Thanks to his wife, Prue, to the “brilliant” staff, and advice to new councillors – do not let the public “scare you off being innovative”.
There followed the other retirees. Bandicoot proposes to select a few gems from their speeches. Readers can listen to the shire recording for all their words, wise, witty and pithy.
Tim Wood (Red Hill ward) on hearing his achievements read out: “I’m very pleased to hear that.

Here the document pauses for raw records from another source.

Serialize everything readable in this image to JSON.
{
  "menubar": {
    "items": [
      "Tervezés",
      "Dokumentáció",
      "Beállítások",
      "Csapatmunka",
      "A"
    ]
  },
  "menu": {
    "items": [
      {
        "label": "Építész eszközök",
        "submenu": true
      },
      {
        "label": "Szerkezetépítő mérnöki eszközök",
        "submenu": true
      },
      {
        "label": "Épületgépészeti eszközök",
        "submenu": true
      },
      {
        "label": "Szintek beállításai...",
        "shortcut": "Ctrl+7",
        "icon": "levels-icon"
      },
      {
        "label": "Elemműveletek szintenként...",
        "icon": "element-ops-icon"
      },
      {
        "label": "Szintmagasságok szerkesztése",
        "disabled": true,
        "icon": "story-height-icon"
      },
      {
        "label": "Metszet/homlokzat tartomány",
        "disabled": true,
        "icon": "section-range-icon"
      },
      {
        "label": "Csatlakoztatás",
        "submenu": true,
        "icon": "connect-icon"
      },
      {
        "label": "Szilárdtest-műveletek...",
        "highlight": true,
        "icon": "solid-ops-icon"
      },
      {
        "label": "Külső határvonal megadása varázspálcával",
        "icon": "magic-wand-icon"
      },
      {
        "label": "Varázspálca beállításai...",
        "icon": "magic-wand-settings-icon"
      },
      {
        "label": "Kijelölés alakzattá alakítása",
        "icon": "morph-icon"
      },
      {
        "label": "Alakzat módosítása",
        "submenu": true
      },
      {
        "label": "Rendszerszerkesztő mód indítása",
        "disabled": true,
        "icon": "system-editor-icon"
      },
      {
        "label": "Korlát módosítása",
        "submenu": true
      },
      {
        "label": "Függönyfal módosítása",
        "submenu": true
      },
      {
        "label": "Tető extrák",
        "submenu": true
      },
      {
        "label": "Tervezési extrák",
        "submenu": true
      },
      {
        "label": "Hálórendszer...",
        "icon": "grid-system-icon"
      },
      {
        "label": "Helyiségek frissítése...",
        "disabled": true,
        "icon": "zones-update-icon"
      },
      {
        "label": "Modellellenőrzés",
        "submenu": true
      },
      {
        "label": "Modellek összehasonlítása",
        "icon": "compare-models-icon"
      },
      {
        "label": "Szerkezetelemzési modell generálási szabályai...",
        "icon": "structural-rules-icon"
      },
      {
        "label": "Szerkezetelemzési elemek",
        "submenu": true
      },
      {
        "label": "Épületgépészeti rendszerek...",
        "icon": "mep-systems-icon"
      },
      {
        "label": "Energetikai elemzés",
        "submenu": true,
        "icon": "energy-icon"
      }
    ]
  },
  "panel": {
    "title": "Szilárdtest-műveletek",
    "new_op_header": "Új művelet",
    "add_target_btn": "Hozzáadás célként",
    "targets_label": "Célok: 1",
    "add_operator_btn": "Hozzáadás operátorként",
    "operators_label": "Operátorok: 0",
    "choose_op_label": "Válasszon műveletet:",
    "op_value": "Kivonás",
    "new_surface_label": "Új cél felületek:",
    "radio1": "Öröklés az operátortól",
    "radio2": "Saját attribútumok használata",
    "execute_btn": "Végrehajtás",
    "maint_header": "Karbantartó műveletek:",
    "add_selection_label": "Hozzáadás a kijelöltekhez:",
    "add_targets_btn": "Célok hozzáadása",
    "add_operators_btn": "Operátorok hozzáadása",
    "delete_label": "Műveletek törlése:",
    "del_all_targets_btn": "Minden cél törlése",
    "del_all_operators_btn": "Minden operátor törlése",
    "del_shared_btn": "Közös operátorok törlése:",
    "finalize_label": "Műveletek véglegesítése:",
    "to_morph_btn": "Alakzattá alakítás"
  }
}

I can tell my wife what I’ve been doing all these years.” Then, words of advice to the newbies – be alert for cost-shifting attempts from upper levels of government, a chronic problem for local government.
Praising council officers: “I don’t want to mention names: Alison Leighton (chief operating officer) told me not to, but I will…”
Alas, Mr Wood, formerly His Honour Judge Wood, QC, of the Victorian County Court, missed a grand opportunity metaphorically to don the traditional legal horsehair headpiece; a tie-wig, possibly a bob-wig or even a full-bottomed wig, since this was a ceremonial occasion, and bring down an appropriate sentence for those before him – four years’ hard labour, with no remission for good behaviour.
Tim Rodgers was cited for his passionate work for the environment, for Los Palos in Timor Leste; the winning a local government fellowship to study climate change; leading a push for more equitable treatment for Timor Leste over the rich oil reserves that lie in the Timor Gap – effectively appropriated by Canberra amid spying and other foul jiggery pokery aimed at theft of the asset from one of the poorest nations on Earth. (That’s Mr Rodgers, left, and Mr Pittock, right, with Jose Ramos Horta, Nobel peace prize winner and Timor Leste freedom fighter.)
“It’s amazing how good they can make you sound,” responded Mr Rodgers. To the new councillors: “I’m sure you’ve got an interesting four years ahead of you.” A thank-you to the officers, then, to the newbies: “All you guys, you’ve been elected with an agenda … but never forget, the officers also have agendas (laughter), so just be wary of that when you’re making your decisions.” And a thank-you for the community, “That’s who we are meant to serve…”
And that was it. Time to adjourn for a sip (non-alcoholic) and nibble in the adjacent room. The question crossed Bandicoot’s mind as he tore an impaled prawn off a skewer: what will this lot (the newbies) be like in a year? The answer must wait 12 months.
Someone suggested a debrief at a nearby vendor of spirituous liquor. Three possible vendors were mentioned, all three places were visited, but we all finally gathered around a table and drank, dined and speculated. A fine way to start a new year.